Interrogation: Abuses

Government Requests Rehearing in Vance

By Benjamin Wittes
Sunday, September 25, 2011, 9:50 PM

The government has moved the Seventh Circuit Court of Appeals to rehear en banc the Vance case, which last month allowed a suit to proceed against former Defense Secretary Donald Rumsfeld by U.S. citizens who claim they were illegally detained and tortured in Iraq--and with some high-power amicus support. The rehearing petition summarizes the case as follows:

This case involves an exceptionally important question of whether a court, in the absence of legislative authority, may recognize a damage action against individual government officials regarding the detention and interrogation of military detainees in a foreign war zone. The Supreme Court and the other courts of appeals have “consistently refused to extend Bivens liability to any new context or new category of defendants.” Correctional Services Corp. v. Malesko, 534 U.S. 61, 68 (2001). A divided panel of this Court rejected that approach, instead presuming the existence of a Bivens remedy. The panel majority held that, notwithstanding the novel and highly sensitive military context and the fact that Congress has not elected to provide a damage action to former military detainees to sue U.S. military officials, such a damage action should be furnished to former military detainees regarding the conditions of their military detention in a foreign war zone. That unprecedented ruling is not only contrary the approach mandated by the Supreme Court and followed by the other circuits, but also is in direct tension with the D.C. Circuit’s rejection of similar damage actions brought by military detainees formerly held in Iraq, Afghanistan, and Guantánamo. The D.C. Circuit has properly held that military detention presents a sensitive and unique context, pertaining directly to matters of national security and military affairs, and that if damage claims are to be afforded to persons formerly detained by the U.S. military, such a cause of action must be enacted by Congress, and not created by the judiciary.

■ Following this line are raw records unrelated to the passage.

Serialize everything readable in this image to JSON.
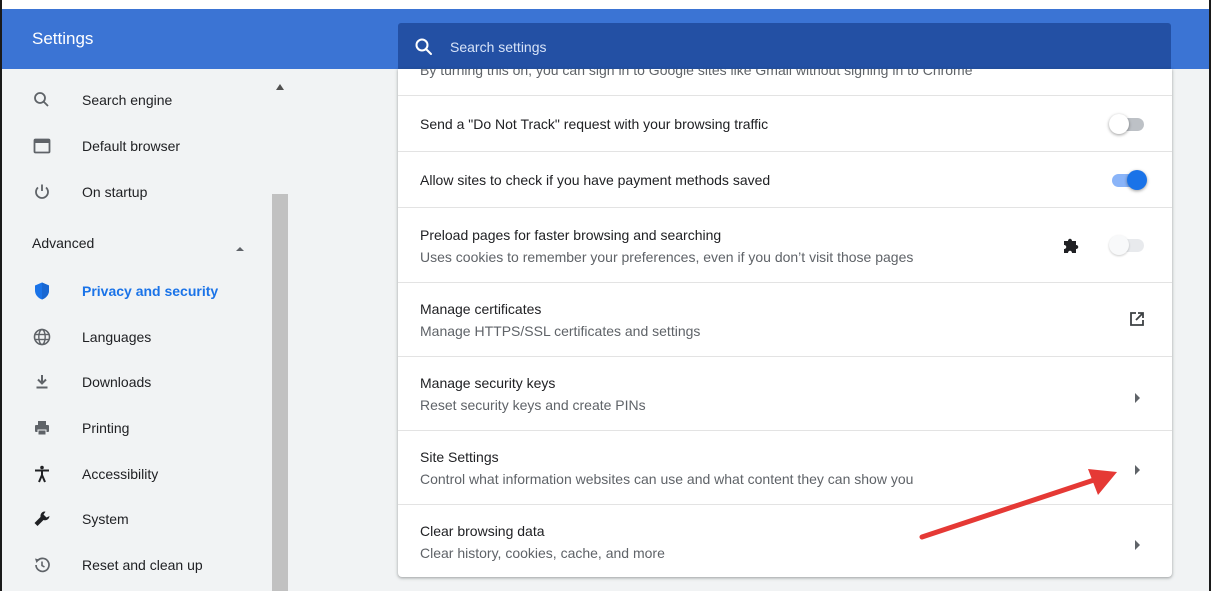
{
  "header": {
    "title": "Settings",
    "search_placeholder": "Search settings"
  },
  "sidebar": {
    "items": [
      {
        "label": "Search engine",
        "icon": "search-icon"
      },
      {
        "label": "Default browser",
        "icon": "browser-window-icon"
      },
      {
        "label": "On startup",
        "icon": "power-icon"
      }
    ],
    "advanced_label": "Advanced",
    "advanced_items": [
      {
        "label": "Privacy and security",
        "icon": "shield-icon",
        "active": true
      },
      {
        "label": "Languages",
        "icon": "globe-icon"
      },
      {
        "label": "Downloads",
        "icon": "download-icon"
      },
      {
        "label": "Printing",
        "icon": "printer-icon"
      },
      {
        "label": "Accessibility",
        "icon": "accessibility-icon"
      },
      {
        "label": "System",
        "icon": "wrench-icon"
      },
      {
        "label": "Reset and clean up",
        "icon": "restore-icon"
      }
    ]
  },
  "main": {
    "clipped_text": "By turning this on, you can sign in to Google sites like Gmail without signing in to Chrome",
    "rows": [
      {
        "primary": "Send a \"Do Not Track\" request with your browsing traffic",
        "control": "toggle",
        "state": "off"
      },
      {
        "primary": "Allow sites to check if you have payment methods saved",
        "control": "toggle",
        "state": "on"
      },
      {
        "primary": "Preload pages for faster browsing and searching",
        "secondary": "Uses cookies to remember your preferences, even if you don’t visit those pages",
        "control": "toggle",
        "state": "disabled",
        "extra_icon": "puzzle-icon"
      },
      {
        "primary": "Manage certificates",
        "secondary": "Manage HTTPS/SSL certificates and settings",
        "control": "external-link-icon"
      },
      {
        "primary": "Manage security keys",
        "secondary": "Reset security keys and create PINs",
        "control": "arrow-right-icon"
      },
      {
        "primary": "Site Settings",
        "secondary": "Control what information websites can use and what content they can show you",
        "control": "arrow-right-icon"
      },
      {
        "primary": "Clear browsing data",
        "secondary": "Clear history, cookies, cache, and more",
        "control": "arrow-right-icon"
      }
    ]
  },
  "colors": {
    "header": "#3b74d4",
    "search_bg": "#2350a4",
    "accent": "#1a73e8",
    "annotation_arrow": "#e53935"
  }
}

In fact, Congress has, by statute, provided a mechanism for persons held by the U.S. military, claiming personal injury or injury to property, to seek monetary redress, but only through a discretionary administrative claim process. Congress has not, however, provided a cause of action that would allow persons detained by the U.S. military during an armed conflict to sue military officials for monetary compensation. Indeed, when enacting a cause of action for claims of mistreatment, Congress carefully excluded claims against U.S. officials. In this context, it would be wholly inappropriate for a court, on its own, to recognize a Bivens action.

While the panel majority raises a number of policy arguments in favor of extending a money-damage remedy against military officials, its decision overlooks the Supreme Court’s admonition that “Congress is in a far better position than a court to evaluate the impact of a new species of litigation against those who act on the public’s behalf” and “can tailor any remedy to the problem perceived.” Wilkie v. Robbins, 551U.S. 537, 562 (2007). Here, that weighing and balancing resulted in Congress electing not to provide a court damage action. In this context, it is improper for a court to supplement the scheme created by Congress with a Bivens action.

The panel likewise erred in concluding that Secretary Rumsfeld was not entitled to qualified immunity. Plaintiffs would need to show that the former Secretary was personally responsible for the alleged violations of their rights. See Ashcroft v. Iqbal, 129 S.Ct. 1937, 1949-51 (2009). The complaint here, however, failed to allege a plausible link between the policies allegedly adopted by the former Secretary and the alleged mistreatment of plaintiffs while in military detention in Iraq. The panel majority’s decision is in error, creates a circuit conflict on an important issue of law, and plainly warrants review by the full Court.

In support of the government's rehearing petition, David Rivkin and Lee Casey have filed an amicus brief on behalf of "all living former U.S. Secretaries of Defense, except Secretary Rumsfeld, and several former Members of the Joint Chiefs of Staff." The former Pentagon officials, who also appeared as amici at the panel stage and received oral argument time, urge that "the courts may not now conjure up a money damage remedy against servicemembers and government officials and second-guess the decisions made during wartime by the civilian and military officials charged with the Nation’s defense. Congress’s creation of an effective framework for enforcing and vindicating the interests that Plaintiffs allege were violated reflects its judgment that U.S. military personnel and officials not be subject to civil litigation and personal liability for claims like Plaintiffs’."